Where do medieval and Renaissance European History stand in a world of toppled statues?
Why study pre-modern European History in modern Australasia? Are medieval studies a remnant of an outdated colonial legacy? These are some of the questions up for debate at the Australian and New Zealand Association for Medieval and Early Modern Studies conference to be hosted in Ōtautahi Christchurch in 2024.
University of Canterbury (UC) historians Dr Chris Jones and Dr Madi Williams (Ngāti Kuia, Ngāti Koata, Ngāti Apa ki te Rā Tō, Rangitāne o Wairau) are co-convenors of the conference and are promising the 250+ delegates it will be embedded in the South Island and Christchurch’s specific experience of the Middle Ages.
“Nowhere in Aotearoa is there a stronger connection to the idea of medieval and Early Modern Europe and, in particular, ‘medievalism’,” Dr Jones says. “In the 19th century, Christchurch was created as a city marked by a fantasy idea of what the European Middle Ages were like – it was built as a neo-gothic landscape of church spires designed to reflect the architecture of Europe’s medieval cities.”
Today, there remain concrete links to the Middle Ages and Early Modern era still to be investigated in the city, he says. “UC has rich holdings of medieval and Early Modern material such as the 600-year-old Canterbury Roll – the only medieval genealogical roll in the Southern Hemisphere – and the oldest copy of Magna Carta in New Zealand [printed in 1532].”
Dr Madi Williams, author of Polynesia, 600-1600: An overview of the history of Aotearoa, Rēkohu, and Rapa Nui, researches the boundaries of history and the inclusion of Indigenous and non-Western perspectives in Aotearoa New Zealand and South Pacific histories.
“While the Middle Ages are most certainly a European phenomenon, we lose a lot by limiting our perspective to one continent. There is so much we can learn from reorienting ourselves from different perspectives and attempting to expand our understanding,” she says.
“There are areas of synergy between the medieval world and Te Ao Māori – the Māori world. Prior to the Enlightenment and its obsession with objective reality and scientific thought, European thought was more relational and subjective, meaning there are more synergies in the medieval and Māori worlds than the Māori and European world that we encountered during the 17th and 18th centuries.”

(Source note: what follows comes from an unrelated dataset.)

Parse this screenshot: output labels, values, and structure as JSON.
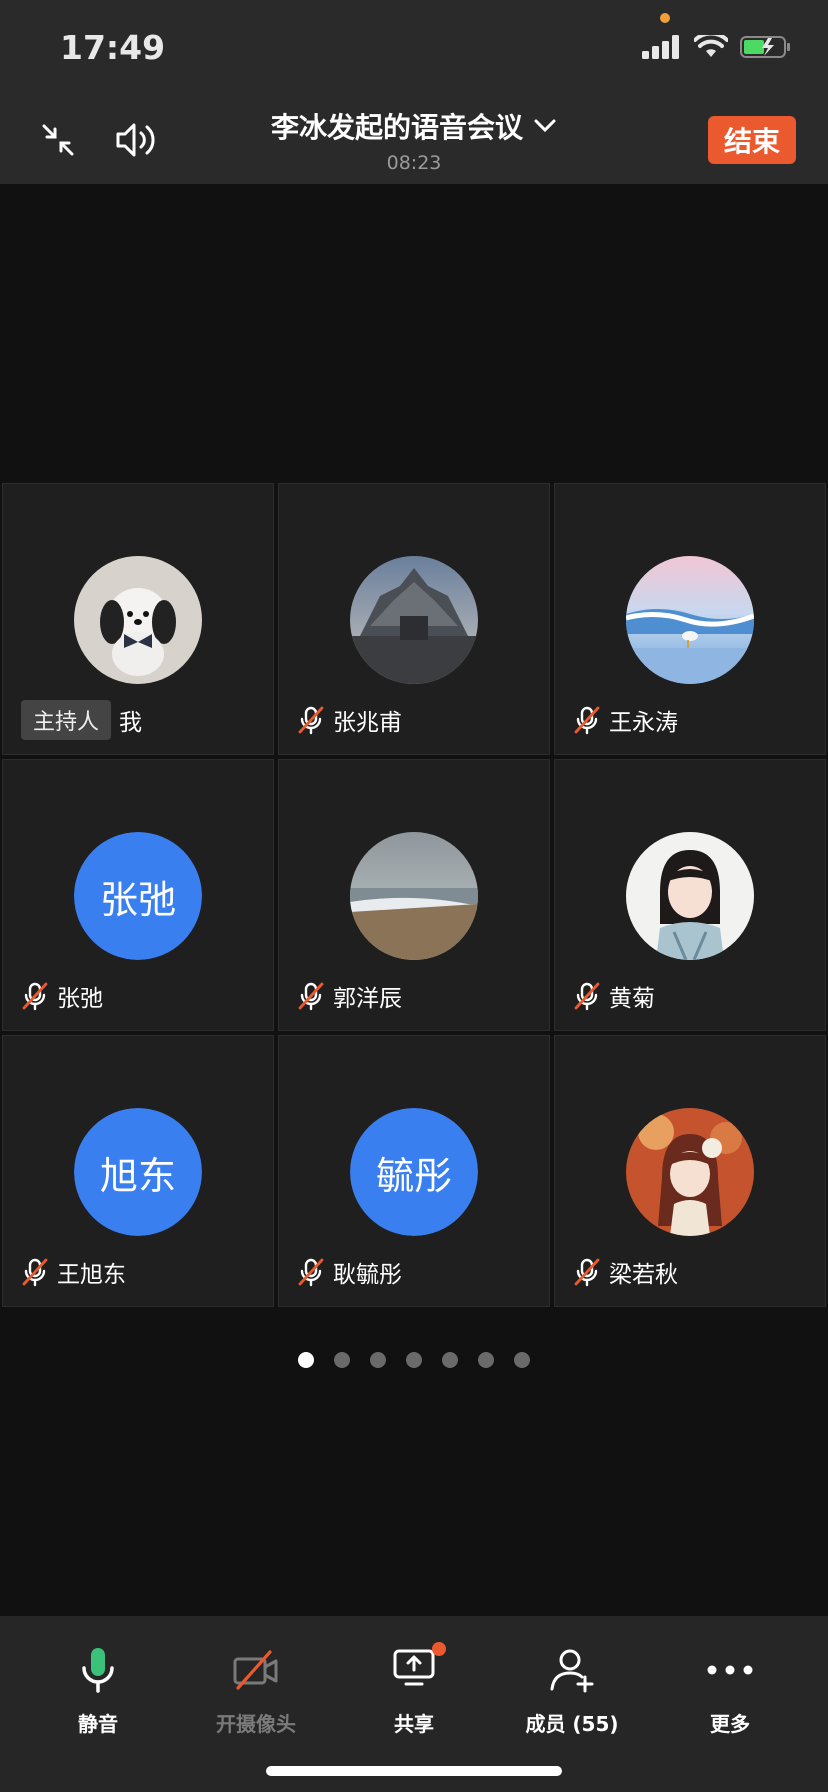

Dr Jones and Dr Williams led the bid to host the international conference with support from Tourism New Zealand and ChristchurchNZ.
Christchurch Head of Business Events Megan Crum says business events are an important sector in advancing Christchurch city’s economic development strategy and they shape positive impacts for the city in a range of ways.
“We’re excited to do the work we do to bring events like the Australian and New Zealand Association for Medieval and Early Modern Studies conference to Christchurch, a city with its fair share of history,” Crum says.
“Delegates attending can expect a warm welcome, a city easy to explore, and a surrounding region full of activity and adventure.”
Tourism New Zealand General Manager New Zealand & Business Events Bjoern Spreitzer says, “Supporting universities to bid for and win these events not only allows us to showcase New Zealand’s expertise on the world stage; it attracts visitors who benefit our local knowledge, culture, and economy.”